"(I) The combination, in a roof, of the angle strips, 3, adapted to be secured to the sheeting, I, and having a flange, 5, and · · ·. (2) The combination, in a roof, of the angle strips, 3, with upright flanges, 5, and · · ·. (3) The combination, in a car roof, of the angle strips, 3, the plates, 6, having the flanges, 7, 8, 10. and 11, and * · *. (4) The combination, in a roof, of the angle strips, 3, adapted to attachment to sheeting 1, and · * ·. (5) The combination, In a car roof, of the angle strips, 3, adapted for attachment to the sheeting, 1, the plates, 6, with marginal flanges adapted for engagement with the strips, 3, and * · ·."
The state of the art when this patent was issued clearly deprived the patentee of the benefit of the application of the principle of mechanical equivalents to the old elements of his combination. The
application of that doctrine to those elements would show tliat hll' use of each of them had been anticipated by prior use and priorpatents. The only patentable novelty in his invention was the novelty of his combination of these elements. He made the flanged an· gle strips or ribs, by the use of which he formed the joints between his sheets of metal and fastened them to the roof, an indispensable element, and the principal elemebt, of all the combinations he claimed. This element is entirely wanting in the roofs manufactured by the appellee, and in the specification forming a part of the patent to Jennings under which they were made. The roofs manufactured and sold by the appellee cannot, therefore, be held to inany of the claims of the natent to Murphy. This conclusion renders it unnecessary to consider the novelty or patentability ot the combinations which he claimed in this patent. The decree below must be affirmed, with costs, and it is so ordered.

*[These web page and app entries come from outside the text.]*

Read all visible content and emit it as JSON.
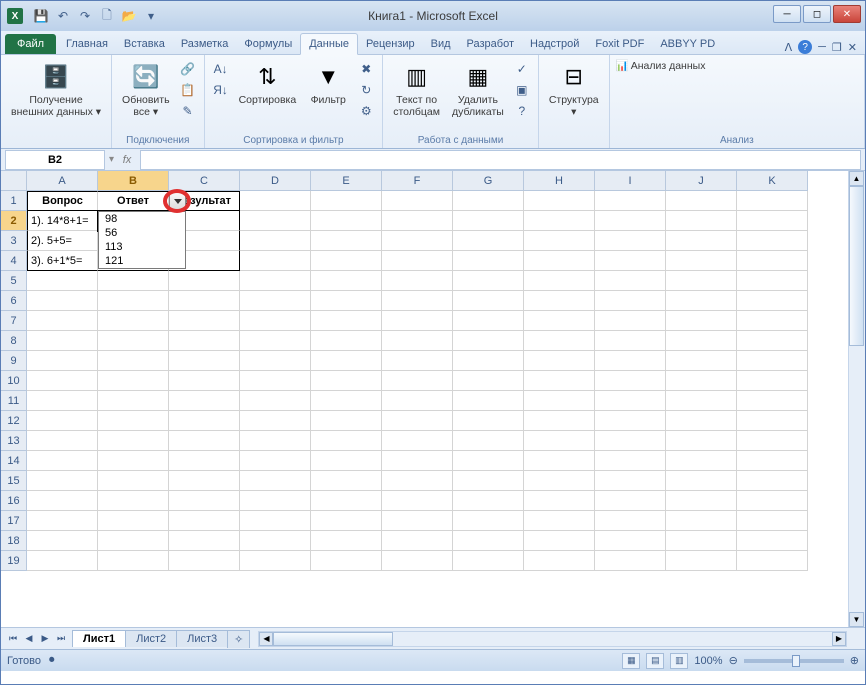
{
  "title": "Книга1 - Microsoft Excel",
  "qat": [
    "save-icon",
    "undo-icon",
    "redo-icon",
    "new-icon",
    "open-icon",
    "print-icon"
  ],
  "file_tab": "Файл",
  "tabs": [
    "Главная",
    "Вставка",
    "Разметка",
    "Формулы",
    "Данные",
    "Рецензир",
    "Вид",
    "Разработ",
    "Надстрой",
    "Foxit PDF",
    "ABBYY PD"
  ],
  "active_tab": "Данные",
  "ribbon": {
    "g1": {
      "btn": "Получение\nвнешних данных ▾",
      "label": ""
    },
    "g2": {
      "btn": "Обновить\nвсе ▾",
      "label": "Подключения",
      "s1": "Подключения",
      "s2": "Свойства",
      "s3": "Изменить связи"
    },
    "g3": {
      "sort_small": "А▾Я",
      "sort_btn": "Сортировка",
      "filter_btn": "Фильтр",
      "adv1": "Очистить",
      "adv2": "Повторить",
      "adv3": "Дополнительно",
      "label": "Сортировка и фильтр"
    },
    "g4": {
      "b1": "Текст по\nстолбцам",
      "b2": "Удалить\nдубликаты",
      "label": "Работа с данными"
    },
    "g5": {
      "btn": "Структура\n▾",
      "label": ""
    },
    "g6": {
      "btn": "Анализ данных",
      "label": "Анализ"
    }
  },
  "name_box": "B2",
  "fx_label": "fx",
  "formula_value": "",
  "columns": [
    "A",
    "B",
    "C",
    "D",
    "E",
    "F",
    "G",
    "H",
    "I",
    "J",
    "K"
  ],
  "selected_col": "B",
  "rows": [
    1,
    2,
    3,
    4,
    5,
    6,
    7,
    8,
    9,
    10,
    11,
    12,
    13,
    14,
    15,
    16,
    17,
    18,
    19
  ],
  "selected_row": 2,
  "table": {
    "headers": [
      "Вопрос",
      "Ответ",
      "Результат"
    ],
    "data": [
      {
        "q": "1). 14*8+1=",
        "a": "",
        "r": ""
      },
      {
        "q": "2). 5+5=",
        "a": "",
        "r": ""
      },
      {
        "q": "3). 6+1*5=",
        "a": "",
        "r": ""
      }
    ]
  },
  "dropdown_options": [
    "98",
    "56",
    "113",
    "121"
  ],
  "sheets": [
    "Лист1",
    "Лист2",
    "Лист3"
  ],
  "active_sheet": "Лист1",
  "status": "Готово",
  "zoom": "100%"
}
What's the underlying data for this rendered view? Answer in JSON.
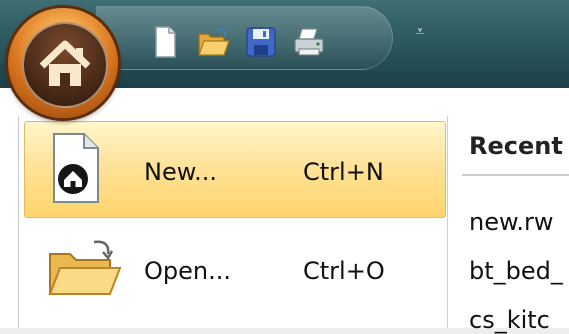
{
  "menu": {
    "items": [
      {
        "label": "New...",
        "shortcut": "Ctrl+N",
        "icon": "new-document-house-icon"
      },
      {
        "label": "Open...",
        "shortcut": "Ctrl+O",
        "icon": "open-folder-icon"
      }
    ]
  },
  "recent": {
    "title": "Recent",
    "files": [
      "new.rw",
      "bt_bed_",
      "cs_kitc"
    ]
  },
  "quick_access": {
    "buttons": [
      "new-icon",
      "open-icon",
      "save-icon",
      "print-icon"
    ],
    "dropdown_glyph": "⩡"
  },
  "colors": {
    "titlebar": "#2d5961",
    "hover_highlight": "#ffd46c",
    "office_button": "#d8731e"
  }
}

OAMPBELL et al. v. RICHARDSON et at. (CIrcuit Court of Appeals, Third Circuit. October 16, 1896.)' No.5.
P.A.TENTS-CONSTRUCTION OF CLAIMS-INFRINGEMENT-GARMENT HOOKS.

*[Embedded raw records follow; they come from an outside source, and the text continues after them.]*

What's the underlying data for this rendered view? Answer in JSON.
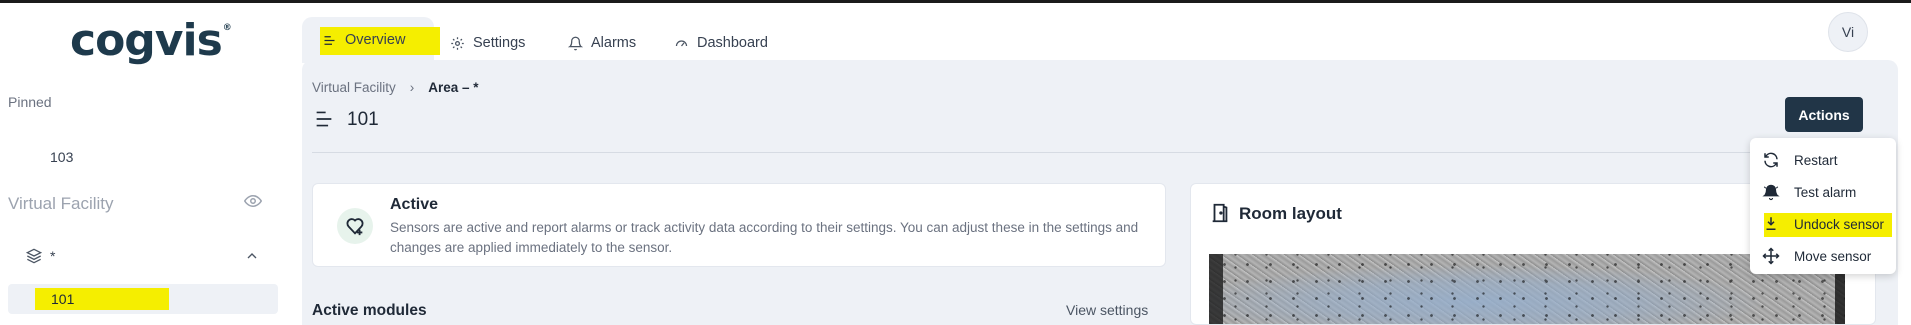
{
  "brand": {
    "name": "cogvis",
    "reg_mark": "®"
  },
  "sidebar": {
    "pinned_label": "Pinned",
    "pinned_items": [
      "103"
    ],
    "facility_label": "Virtual Facility",
    "group_label": "*",
    "selected_item": "101"
  },
  "tabs": [
    {
      "label": "Overview",
      "icon": "menu-lines-icon",
      "active": true
    },
    {
      "label": "Settings",
      "icon": "gear-icon"
    },
    {
      "label": "Alarms",
      "icon": "bell-icon"
    },
    {
      "label": "Dashboard",
      "icon": "gauge-icon"
    }
  ],
  "user": {
    "initials": "Vi"
  },
  "breadcrumb": {
    "root": "Virtual Facility",
    "separator": "›",
    "current": "Area – *"
  },
  "page": {
    "title": "101"
  },
  "actions": {
    "button_label": "Actions",
    "menu": [
      {
        "label": "Restart",
        "icon": "refresh-icon"
      },
      {
        "label": "Test alarm",
        "icon": "alarm-bell-icon"
      },
      {
        "label": "Undock sensor",
        "icon": "undock-icon",
        "highlighted": true
      },
      {
        "label": "Move sensor",
        "icon": "move-icon"
      }
    ]
  },
  "status": {
    "title": "Active",
    "description": "Sensors are active and report alarms or track activity data according to their settings. You can adjust these in the settings and changes are applied immediately to the sensor.",
    "icon": "heart-plus-icon"
  },
  "modules": {
    "title": "Active modules",
    "link": "View settings"
  },
  "room": {
    "title": "Room layout",
    "icon": "door-icon"
  },
  "colors": {
    "accent": "#213547",
    "highlight": "#f5ee00",
    "panel": "#eef1f6"
  }
}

Is limited by the words, "SUbstantially as described," to the form of hooks
The De Long patent, No. 462,473, for an improvement in garment hooks..
shown and described, "llUIlely, one in which the free end of the wire Is carried to "the rear end of the shank, and there formed Into an eye," giving to the hook three eyes by which to attach it, Instead of two, as formerly. 72 Fed. 525, reversed.

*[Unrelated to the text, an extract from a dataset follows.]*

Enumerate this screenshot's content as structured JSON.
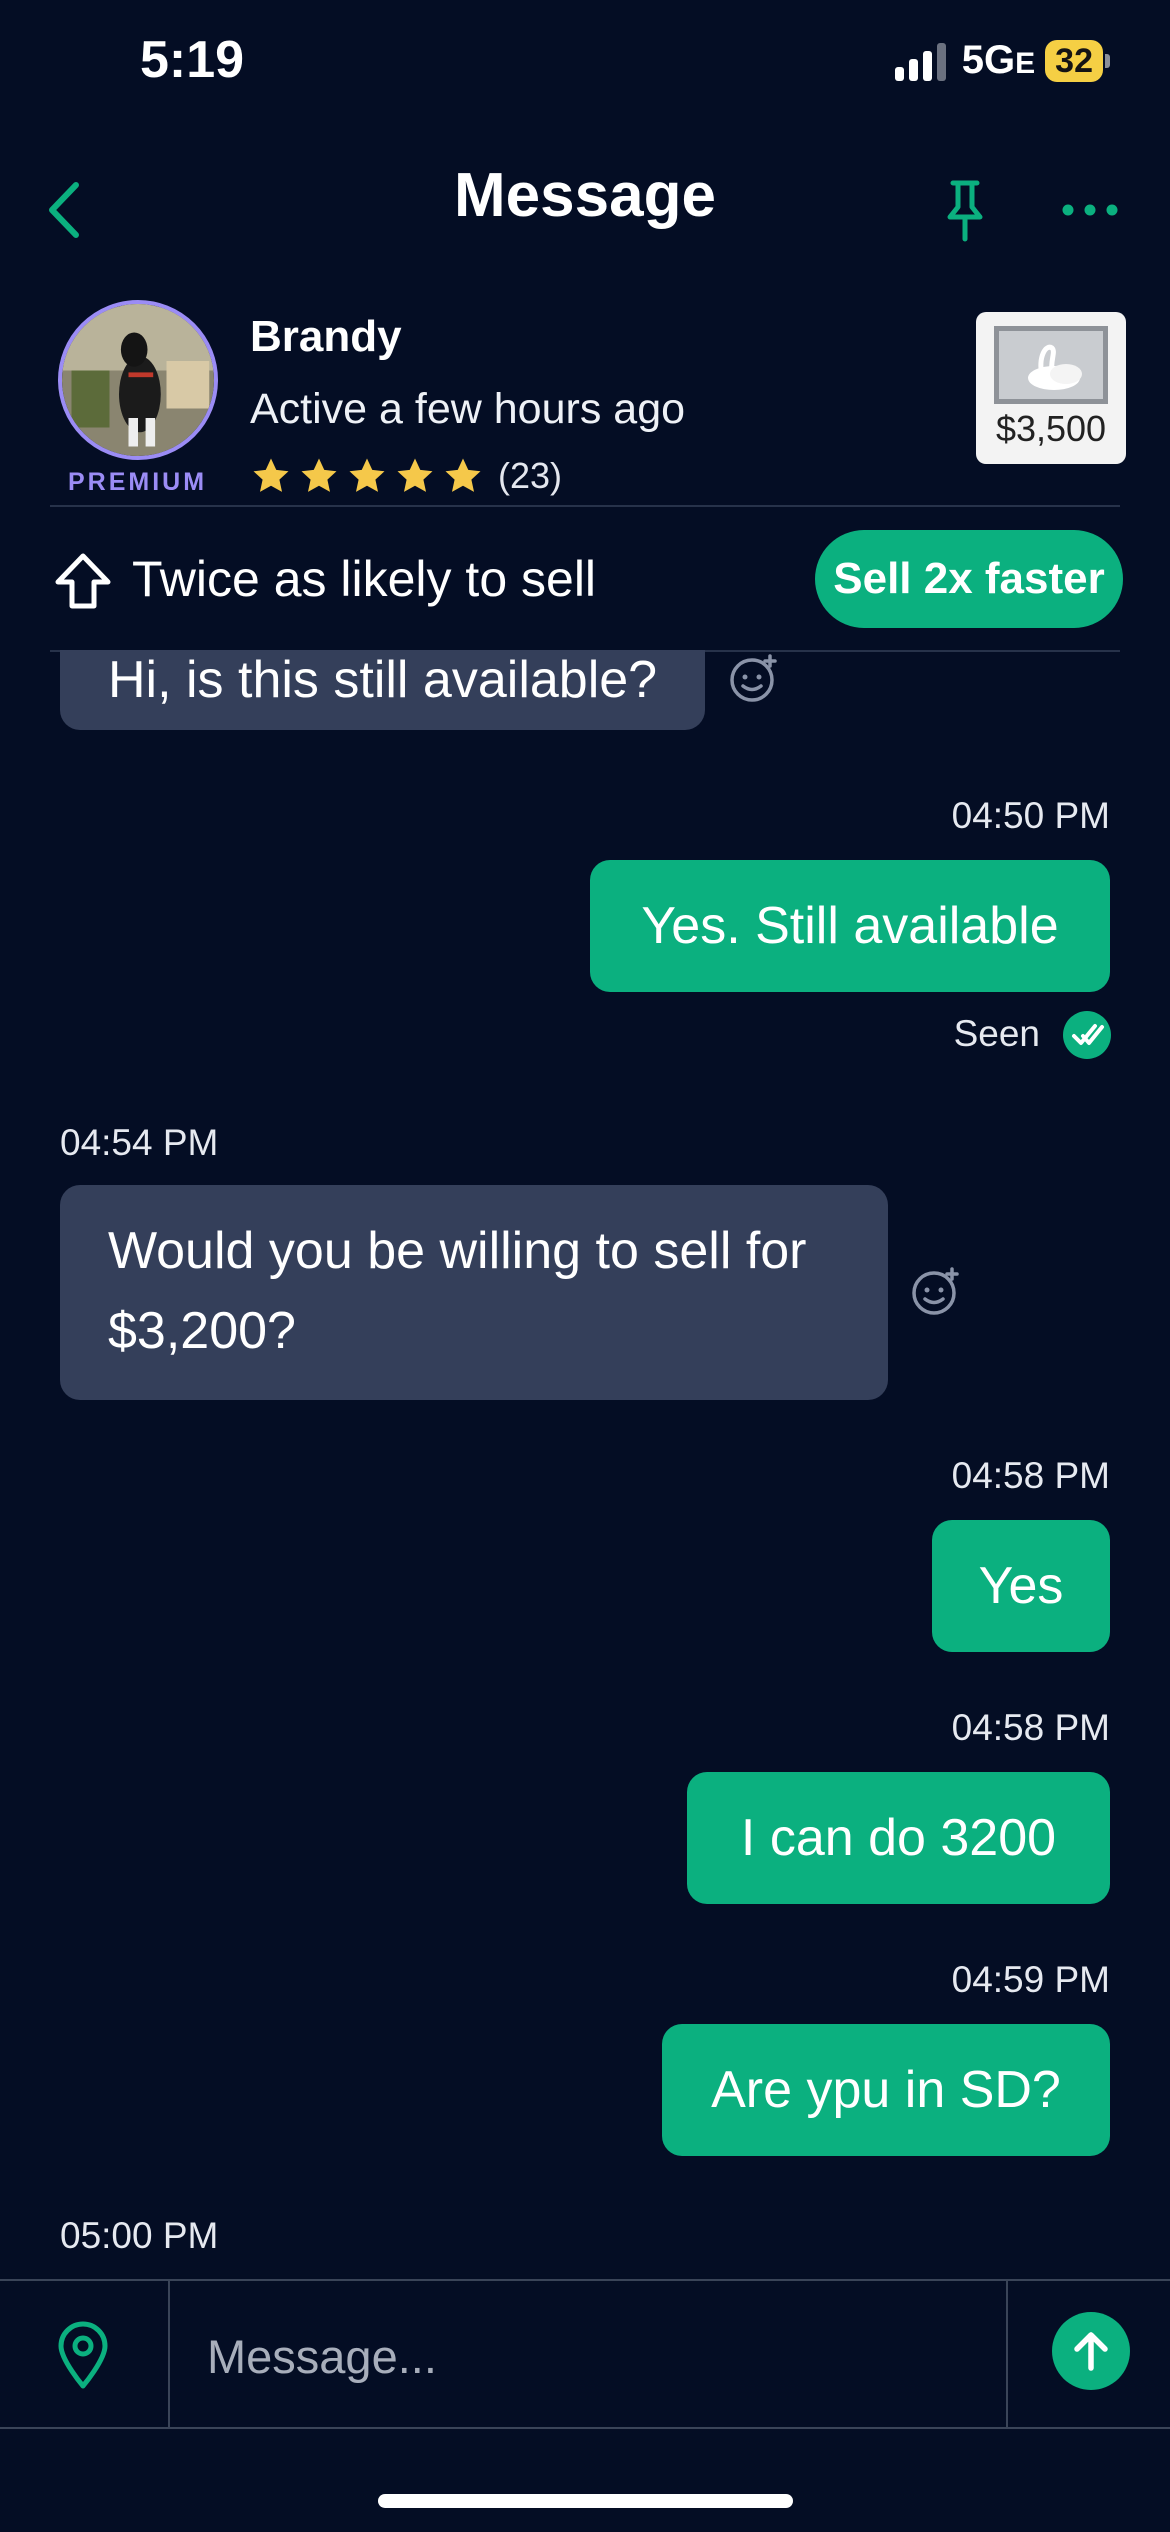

Appeal from the Oircuit Oourt ot the United States for the Western ':District of Pennsylvania. This was a suit in equity by William Campbell and J. J. Smith against Thomas De Q. Richardson and others for alleged infringement of a patent for an improvement in garment hooks. The circuit court sustained the patent, and fonnd that defendants had infringed, and decreed accordingly. 72 Fed. 525. The defendants have appealed. Geo. H.Christy, Wm. L. Pierce, and Allen Webster, for appellants. Wm. O. Strawbridge and Frederick P. Fish, for appellees. Before DALLAS, Circuit Judge, and BUTLER and WALES, District Judges. BUTLER, District Judge. ThebilI charges infringement of the first claim of letters patent, No. 462,473, dated November 3, 1891, for ail invention of Frank E. De Long. The claim reads as follows:
"(I) . A garment-hook consisting of a shank, a hook proper, and a tongue continuous of each other, said being looped and normally closing the space between the shank and hook proper and having its free end returned to the rear of" the 1ilJank, substantially as described,"
The hook, which is charged to infringe, is similar in construction to the complainants' except that the free end of'